Sophia K. Havasy, Ph.D.
All teenagers need to be educated beyond high school. Educated parents tend to expect that their children will, at least, complete a Bachelors Degree. Often, this is taken for granted. What has not been common knowledge is that in the United States, we graduate only about 50% of the students who enroll in colleges and universities. Going to college is easy; getting a degree is the hard part.
For young adults with ADHD, LD, and other assorted letters, I tell parents to think in terms of a 10-Year Plan. With hard work and consistent efforts, maybe it can be an 8-Year Plan, maybe 6. Young people with neurological differences are more likely to be slower to mature than neuro-typical young adults.
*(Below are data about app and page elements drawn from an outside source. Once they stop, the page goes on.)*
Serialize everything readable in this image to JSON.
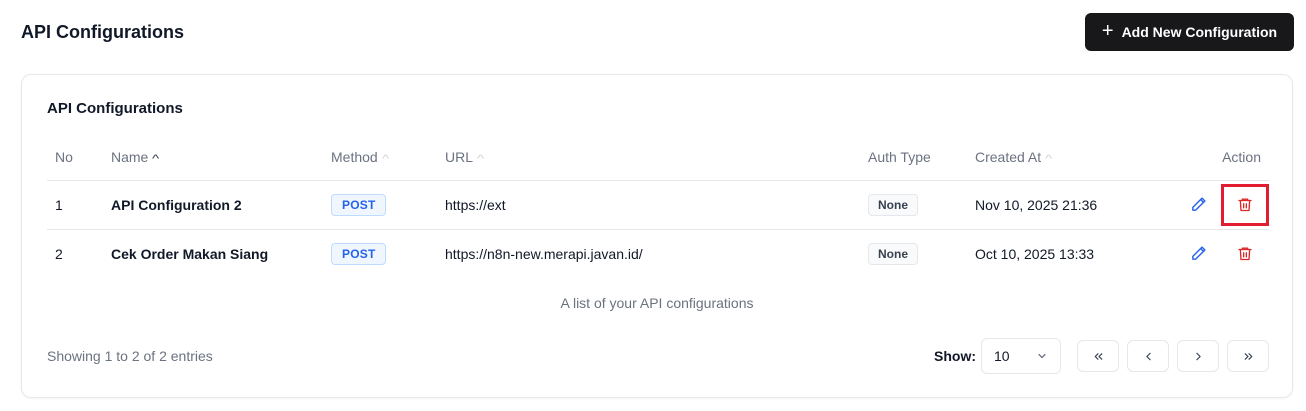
{
  "header": {
    "title": "API Configurations",
    "add_button_label": "Add New Configuration"
  },
  "card": {
    "title": "API Configurations"
  },
  "table": {
    "columns": {
      "no": "No",
      "name": "Name",
      "method": "Method",
      "url": "URL",
      "auth": "Auth Type",
      "created": "Created At",
      "action": "Action"
    },
    "rows": [
      {
        "no": "1",
        "name": "API Configuration 2",
        "method": "POST",
        "url": "https://ext",
        "auth": "None",
        "created": "Nov 10, 2025 21:36"
      },
      {
        "no": "2",
        "name": "Cek Order Makan Siang",
        "method": "POST",
        "url": "https://n8n-new.merapi.javan.id/",
        "auth": "None",
        "created": "Oct 10, 2025 13:33"
      }
    ],
    "caption": "A list of your API configurations"
  },
  "footer": {
    "info": "Showing 1 to 2 of 2 entries",
    "show_label": "Show:",
    "page_size": "10"
  },
  "colors": {
    "accent": "#18181b",
    "method_badge": "#2563eb",
    "edit_icon": "#2563eb",
    "delete_icon": "#dc2626",
    "highlight": "#e11d2f"
  }
}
They easily fall into the category of late bloomers. Helping families to plan for this maturational process and to identify the work that must occur at each step is what I do.
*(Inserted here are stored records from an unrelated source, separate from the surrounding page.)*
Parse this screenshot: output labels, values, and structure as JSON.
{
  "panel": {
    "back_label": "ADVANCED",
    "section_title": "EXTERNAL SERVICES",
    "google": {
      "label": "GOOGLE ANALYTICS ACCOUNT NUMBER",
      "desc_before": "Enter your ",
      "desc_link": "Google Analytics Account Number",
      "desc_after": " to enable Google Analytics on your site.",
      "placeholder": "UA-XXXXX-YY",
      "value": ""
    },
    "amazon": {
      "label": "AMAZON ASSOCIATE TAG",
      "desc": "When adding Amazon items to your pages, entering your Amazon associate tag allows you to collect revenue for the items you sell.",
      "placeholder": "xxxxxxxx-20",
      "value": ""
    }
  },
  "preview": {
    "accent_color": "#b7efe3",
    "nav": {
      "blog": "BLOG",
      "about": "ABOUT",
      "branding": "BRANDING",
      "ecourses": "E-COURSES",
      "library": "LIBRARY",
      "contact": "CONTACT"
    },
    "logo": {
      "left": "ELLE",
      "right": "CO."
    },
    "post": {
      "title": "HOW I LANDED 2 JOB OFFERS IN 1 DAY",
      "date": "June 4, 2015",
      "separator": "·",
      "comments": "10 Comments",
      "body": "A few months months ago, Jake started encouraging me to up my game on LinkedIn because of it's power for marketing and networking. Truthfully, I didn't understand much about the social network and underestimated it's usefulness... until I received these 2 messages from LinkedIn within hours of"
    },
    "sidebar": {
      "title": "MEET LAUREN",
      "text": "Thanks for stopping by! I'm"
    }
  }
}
The need for this kind of planning and assistance is growing. In the Houston Chronicle they interviewed a pediatric neurologist who reported, "...70 percent of three-generation families-children, parents, grandparents-have at least one member affected by a neurological disorder..." (Houston Chronicle, Sunday Conversation, 7/10/11). You are not alone as a family.
Young adults and parents need to become realistic. If a longer launching period is indicated, then all involved must plan for the costs. The launching process needs to be based on demonstrated self-management skills the good intentions become reduced in meaning and everyone feels like a failure.